Until janet. she had been known as “Miss Jackson if you’re nasty,” but now, some would say, she was the one being “nasty.” Janet disagrees, however (as do I) – because as she once said, what she does “has class to it.” In yesterday’s Billboard interview, she reiterated that she tried to do it “tastefully,” and perhaps with the exception of some of the lyrics to “If” – she succeeded.
Her image and the content of her lyrics were not the only thing that evolved, though. The sound of her music had too. With janet. she took a more subdued approach. Gone were the 80s, and with it that signature 80s sound. In came the slinky, smooth 90s R&B grooves, like the timeless “That’s the Way Love Goes.”
Janet began her sexual revolution in the music video for “Love Will Never Do (Without You)”. However, it was with the janet. album that she married the image into the music. She’s uninhibited throughout the album, it’s naturally sexy and playful. “That’s The Way Love Goes”’ smooth jazz vibe clearly demonstrates the diverse approach janet takes.
Like it’s successor The Velvet Rope, janet. is far from a one-genre album. Arguably R&B and pop can be found in the DNA of many songs, but each song blossoms into it’s own unique palette of genres. “That’s The Way Love Goes” leads in as smooth jazz, but it’s the only track on the top half of the album to zero in on that sound. New jack swing dominates much of the album, and weaves into the other genres throughout.
Janet, Jimmy, and Terry experiment with industrial sounds on tracks like “If” and “This Time”. The latter even boldly marries industrial & new jack sensibilities with the operatic vocals of Kathleen Battle. Who else but Janet could conceive of such an idea?
Elsewhere, Janet reaches back in time musically. She teams with the legendary Steve Cropper to craft “What I’ll Do”, which may as well be an Otis Redding leftover from the 60’s. “You Want This” combines Diana Ross & The Supremes’ “Love Child” with Kool & The Gang’s “Jungle Boogie” and a touch of new jack swing. Also sampling The Supremes is the aforementioned “If,” adding a rock and roll flair to compliment the sexual fervor of the track.
On the baby-making section of the album, janet. circles back to the jazzy slow jam territory introduced with “That’s the Way Love Goes.” The now iconic “Any Time, Any Place” is the album’s most straight-forward sexual song; liberated, carefree and dripping in sensuality. It redefined her image forever.
A New Agenda
With her decision to return to acting, Janet earned an accolade that will forever enhance her resume with the janet. album and her first feature film, Poetic Justice, also released in 1993. She was nominated for Best Original Song at the Academy Awards for “Again,” the piano ballad taken from the film which also appears on the album. Not only that, but the film debuted at #1 and her performance was praised by critics.

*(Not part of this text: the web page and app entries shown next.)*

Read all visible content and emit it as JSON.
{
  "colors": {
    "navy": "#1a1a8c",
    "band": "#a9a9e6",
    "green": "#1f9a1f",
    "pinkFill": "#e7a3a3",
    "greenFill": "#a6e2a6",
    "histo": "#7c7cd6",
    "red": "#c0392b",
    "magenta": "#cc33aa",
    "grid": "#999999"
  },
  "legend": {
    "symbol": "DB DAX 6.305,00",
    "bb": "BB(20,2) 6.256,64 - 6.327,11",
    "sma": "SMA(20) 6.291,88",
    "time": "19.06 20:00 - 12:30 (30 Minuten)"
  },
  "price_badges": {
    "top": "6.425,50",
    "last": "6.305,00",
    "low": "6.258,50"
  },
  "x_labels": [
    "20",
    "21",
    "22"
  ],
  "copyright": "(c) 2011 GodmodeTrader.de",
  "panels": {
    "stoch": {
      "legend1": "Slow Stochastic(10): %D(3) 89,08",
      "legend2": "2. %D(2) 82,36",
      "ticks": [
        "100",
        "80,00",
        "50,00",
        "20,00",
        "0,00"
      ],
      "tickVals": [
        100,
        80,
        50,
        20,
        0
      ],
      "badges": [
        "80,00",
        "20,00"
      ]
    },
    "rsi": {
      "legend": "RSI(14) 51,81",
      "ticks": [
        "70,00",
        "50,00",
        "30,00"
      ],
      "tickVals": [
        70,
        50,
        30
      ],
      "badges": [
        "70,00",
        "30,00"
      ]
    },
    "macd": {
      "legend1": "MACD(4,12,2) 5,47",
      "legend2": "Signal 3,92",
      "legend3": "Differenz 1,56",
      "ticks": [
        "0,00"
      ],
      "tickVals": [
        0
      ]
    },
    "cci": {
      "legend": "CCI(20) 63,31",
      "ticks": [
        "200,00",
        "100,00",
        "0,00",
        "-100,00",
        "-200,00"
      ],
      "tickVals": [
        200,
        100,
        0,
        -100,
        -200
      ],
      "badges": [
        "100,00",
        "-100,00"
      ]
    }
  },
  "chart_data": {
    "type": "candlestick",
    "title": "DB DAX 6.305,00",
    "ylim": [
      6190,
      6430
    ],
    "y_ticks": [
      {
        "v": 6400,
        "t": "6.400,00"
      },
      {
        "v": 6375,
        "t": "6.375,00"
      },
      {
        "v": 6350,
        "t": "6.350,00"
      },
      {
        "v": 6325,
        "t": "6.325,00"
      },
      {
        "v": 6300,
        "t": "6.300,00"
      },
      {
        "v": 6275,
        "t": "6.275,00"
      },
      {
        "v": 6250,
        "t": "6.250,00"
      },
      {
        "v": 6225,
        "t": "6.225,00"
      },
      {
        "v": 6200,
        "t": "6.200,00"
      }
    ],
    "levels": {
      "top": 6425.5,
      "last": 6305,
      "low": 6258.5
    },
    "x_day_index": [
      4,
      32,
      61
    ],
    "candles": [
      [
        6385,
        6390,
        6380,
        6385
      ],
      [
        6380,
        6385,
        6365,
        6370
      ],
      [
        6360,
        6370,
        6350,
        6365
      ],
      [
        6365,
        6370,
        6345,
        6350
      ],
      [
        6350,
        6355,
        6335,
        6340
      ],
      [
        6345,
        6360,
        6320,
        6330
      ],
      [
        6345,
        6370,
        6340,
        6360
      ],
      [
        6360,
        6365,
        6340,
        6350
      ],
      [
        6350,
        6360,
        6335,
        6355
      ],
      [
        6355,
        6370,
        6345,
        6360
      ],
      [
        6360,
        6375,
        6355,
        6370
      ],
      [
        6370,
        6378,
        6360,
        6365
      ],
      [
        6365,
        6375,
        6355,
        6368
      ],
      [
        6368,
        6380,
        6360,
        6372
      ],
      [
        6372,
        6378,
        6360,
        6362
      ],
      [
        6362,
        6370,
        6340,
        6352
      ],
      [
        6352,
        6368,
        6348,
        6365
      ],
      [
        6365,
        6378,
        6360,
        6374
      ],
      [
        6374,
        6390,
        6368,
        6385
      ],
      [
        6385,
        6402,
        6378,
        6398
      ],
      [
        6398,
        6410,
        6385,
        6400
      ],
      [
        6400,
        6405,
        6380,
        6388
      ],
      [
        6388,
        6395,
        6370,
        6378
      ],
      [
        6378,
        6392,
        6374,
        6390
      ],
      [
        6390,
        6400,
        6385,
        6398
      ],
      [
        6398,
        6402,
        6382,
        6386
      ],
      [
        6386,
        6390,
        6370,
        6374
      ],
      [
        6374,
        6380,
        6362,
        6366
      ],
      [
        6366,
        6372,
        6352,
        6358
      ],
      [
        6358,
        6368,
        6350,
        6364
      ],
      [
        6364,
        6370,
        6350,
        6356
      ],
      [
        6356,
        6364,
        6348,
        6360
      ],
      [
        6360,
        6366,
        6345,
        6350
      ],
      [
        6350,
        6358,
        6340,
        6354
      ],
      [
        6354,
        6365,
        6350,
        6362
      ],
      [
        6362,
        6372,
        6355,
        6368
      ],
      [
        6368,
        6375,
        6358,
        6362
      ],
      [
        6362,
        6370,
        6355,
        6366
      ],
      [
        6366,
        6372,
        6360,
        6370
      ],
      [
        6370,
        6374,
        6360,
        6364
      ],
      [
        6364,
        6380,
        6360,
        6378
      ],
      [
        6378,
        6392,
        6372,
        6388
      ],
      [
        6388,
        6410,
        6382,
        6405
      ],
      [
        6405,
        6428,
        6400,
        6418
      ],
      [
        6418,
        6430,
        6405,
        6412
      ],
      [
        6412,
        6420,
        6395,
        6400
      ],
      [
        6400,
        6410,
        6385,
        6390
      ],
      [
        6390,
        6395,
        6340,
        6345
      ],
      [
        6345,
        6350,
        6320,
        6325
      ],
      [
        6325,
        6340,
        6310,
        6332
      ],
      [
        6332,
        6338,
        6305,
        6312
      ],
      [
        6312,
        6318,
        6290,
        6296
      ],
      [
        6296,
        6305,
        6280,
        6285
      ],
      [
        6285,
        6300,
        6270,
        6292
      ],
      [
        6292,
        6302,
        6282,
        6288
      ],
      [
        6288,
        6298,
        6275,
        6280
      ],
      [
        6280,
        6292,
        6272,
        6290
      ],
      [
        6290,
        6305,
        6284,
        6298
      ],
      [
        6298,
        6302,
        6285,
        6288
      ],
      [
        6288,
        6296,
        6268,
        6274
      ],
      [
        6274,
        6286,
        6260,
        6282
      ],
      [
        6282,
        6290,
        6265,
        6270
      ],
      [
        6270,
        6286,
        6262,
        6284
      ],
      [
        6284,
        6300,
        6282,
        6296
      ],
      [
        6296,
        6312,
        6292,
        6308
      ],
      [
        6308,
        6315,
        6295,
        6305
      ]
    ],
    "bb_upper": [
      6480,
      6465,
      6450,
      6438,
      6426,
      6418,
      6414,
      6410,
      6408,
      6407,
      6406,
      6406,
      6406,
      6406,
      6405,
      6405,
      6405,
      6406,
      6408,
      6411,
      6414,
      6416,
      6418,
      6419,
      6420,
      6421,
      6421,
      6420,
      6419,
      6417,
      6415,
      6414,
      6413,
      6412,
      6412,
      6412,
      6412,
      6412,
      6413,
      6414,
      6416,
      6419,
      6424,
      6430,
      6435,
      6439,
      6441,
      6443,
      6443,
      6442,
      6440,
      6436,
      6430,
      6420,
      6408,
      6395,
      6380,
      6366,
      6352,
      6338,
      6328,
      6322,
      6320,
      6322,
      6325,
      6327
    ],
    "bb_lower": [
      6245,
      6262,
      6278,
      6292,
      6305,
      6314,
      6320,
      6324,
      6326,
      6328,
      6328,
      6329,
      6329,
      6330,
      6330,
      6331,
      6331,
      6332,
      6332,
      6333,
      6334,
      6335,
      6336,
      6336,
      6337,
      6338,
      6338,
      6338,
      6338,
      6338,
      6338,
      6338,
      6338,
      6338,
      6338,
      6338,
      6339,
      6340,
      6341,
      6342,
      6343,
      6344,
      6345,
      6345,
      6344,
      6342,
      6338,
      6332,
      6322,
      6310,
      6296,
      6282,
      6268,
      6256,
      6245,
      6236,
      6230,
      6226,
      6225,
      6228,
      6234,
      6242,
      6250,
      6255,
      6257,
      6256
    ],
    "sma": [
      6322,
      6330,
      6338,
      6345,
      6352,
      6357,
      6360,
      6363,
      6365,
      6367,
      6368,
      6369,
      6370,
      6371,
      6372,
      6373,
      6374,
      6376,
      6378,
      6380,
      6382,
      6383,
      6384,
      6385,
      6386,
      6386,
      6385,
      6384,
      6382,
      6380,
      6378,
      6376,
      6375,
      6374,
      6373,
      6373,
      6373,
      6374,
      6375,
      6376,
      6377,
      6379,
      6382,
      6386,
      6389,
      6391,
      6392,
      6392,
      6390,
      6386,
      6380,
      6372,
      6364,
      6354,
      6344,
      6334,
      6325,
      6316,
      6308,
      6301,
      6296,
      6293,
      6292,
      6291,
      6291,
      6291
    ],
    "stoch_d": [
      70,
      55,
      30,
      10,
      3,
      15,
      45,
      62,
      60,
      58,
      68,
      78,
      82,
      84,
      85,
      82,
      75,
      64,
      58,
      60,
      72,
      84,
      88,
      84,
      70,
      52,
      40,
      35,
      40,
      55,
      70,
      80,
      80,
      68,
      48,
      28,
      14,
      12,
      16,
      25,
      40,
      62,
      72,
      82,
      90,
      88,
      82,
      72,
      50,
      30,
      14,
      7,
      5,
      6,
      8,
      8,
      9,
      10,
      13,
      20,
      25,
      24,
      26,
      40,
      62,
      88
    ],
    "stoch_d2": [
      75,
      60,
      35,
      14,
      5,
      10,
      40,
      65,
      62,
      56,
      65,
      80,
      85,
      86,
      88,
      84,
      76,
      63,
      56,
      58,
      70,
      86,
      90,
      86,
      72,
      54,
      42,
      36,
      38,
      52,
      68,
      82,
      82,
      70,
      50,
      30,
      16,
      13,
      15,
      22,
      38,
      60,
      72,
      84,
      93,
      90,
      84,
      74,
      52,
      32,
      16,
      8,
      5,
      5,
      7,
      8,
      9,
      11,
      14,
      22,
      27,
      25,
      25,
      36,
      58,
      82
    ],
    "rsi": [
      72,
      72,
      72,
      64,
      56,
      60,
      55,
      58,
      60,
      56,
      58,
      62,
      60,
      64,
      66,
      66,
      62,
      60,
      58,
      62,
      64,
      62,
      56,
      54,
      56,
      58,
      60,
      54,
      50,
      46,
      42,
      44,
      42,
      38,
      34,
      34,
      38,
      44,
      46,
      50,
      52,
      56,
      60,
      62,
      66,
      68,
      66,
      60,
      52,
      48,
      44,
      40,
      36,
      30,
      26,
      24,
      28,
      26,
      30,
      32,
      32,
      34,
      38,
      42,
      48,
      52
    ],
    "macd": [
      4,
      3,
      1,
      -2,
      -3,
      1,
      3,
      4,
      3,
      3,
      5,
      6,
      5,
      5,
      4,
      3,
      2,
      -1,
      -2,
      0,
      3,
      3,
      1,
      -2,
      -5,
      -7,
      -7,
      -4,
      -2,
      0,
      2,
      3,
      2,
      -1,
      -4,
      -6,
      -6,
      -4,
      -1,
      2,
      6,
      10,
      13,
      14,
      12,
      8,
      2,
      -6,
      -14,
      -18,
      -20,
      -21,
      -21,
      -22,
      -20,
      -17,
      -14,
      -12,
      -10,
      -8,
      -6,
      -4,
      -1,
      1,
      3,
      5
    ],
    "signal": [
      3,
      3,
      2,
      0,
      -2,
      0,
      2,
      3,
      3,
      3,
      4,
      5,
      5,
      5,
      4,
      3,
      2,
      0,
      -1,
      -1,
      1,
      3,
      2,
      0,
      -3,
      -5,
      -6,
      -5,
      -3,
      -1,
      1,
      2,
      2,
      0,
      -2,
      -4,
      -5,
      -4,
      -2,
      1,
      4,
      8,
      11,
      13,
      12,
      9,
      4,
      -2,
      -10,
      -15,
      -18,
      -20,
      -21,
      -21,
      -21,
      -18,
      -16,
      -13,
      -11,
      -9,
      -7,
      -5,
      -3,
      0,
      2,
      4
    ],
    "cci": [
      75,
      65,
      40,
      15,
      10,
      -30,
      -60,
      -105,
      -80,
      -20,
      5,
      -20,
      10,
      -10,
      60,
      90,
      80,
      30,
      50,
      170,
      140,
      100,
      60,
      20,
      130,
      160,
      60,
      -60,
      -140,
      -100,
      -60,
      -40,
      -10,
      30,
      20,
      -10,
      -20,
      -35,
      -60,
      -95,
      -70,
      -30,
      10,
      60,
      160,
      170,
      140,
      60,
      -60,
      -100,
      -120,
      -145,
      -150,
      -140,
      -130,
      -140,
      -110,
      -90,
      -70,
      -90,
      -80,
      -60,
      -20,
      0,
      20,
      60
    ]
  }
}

While the focus of the janet. album was unlike Rhythm Nation‘s social consciousness, there was still a feminist beat throughout. Her defiance in her rejection of the notion that woman should be sexually suppressed was a statement in its own right. However, on the track “New Agenda,” Janet created a Black, feminist anthem that has stood the test of time: “An African American woman, I’m standing tall with pride.”
In so many ways, Janet Jackson’s 1993 album janet. was titled perfectly. The album showcased the many facets of a multifaceted woman, released just two days after her 27th birthday. From her versatile voice, genre-less sonic approach, to her barrier-breaking boldness, janet. was a bold, cementing statement. Full stop.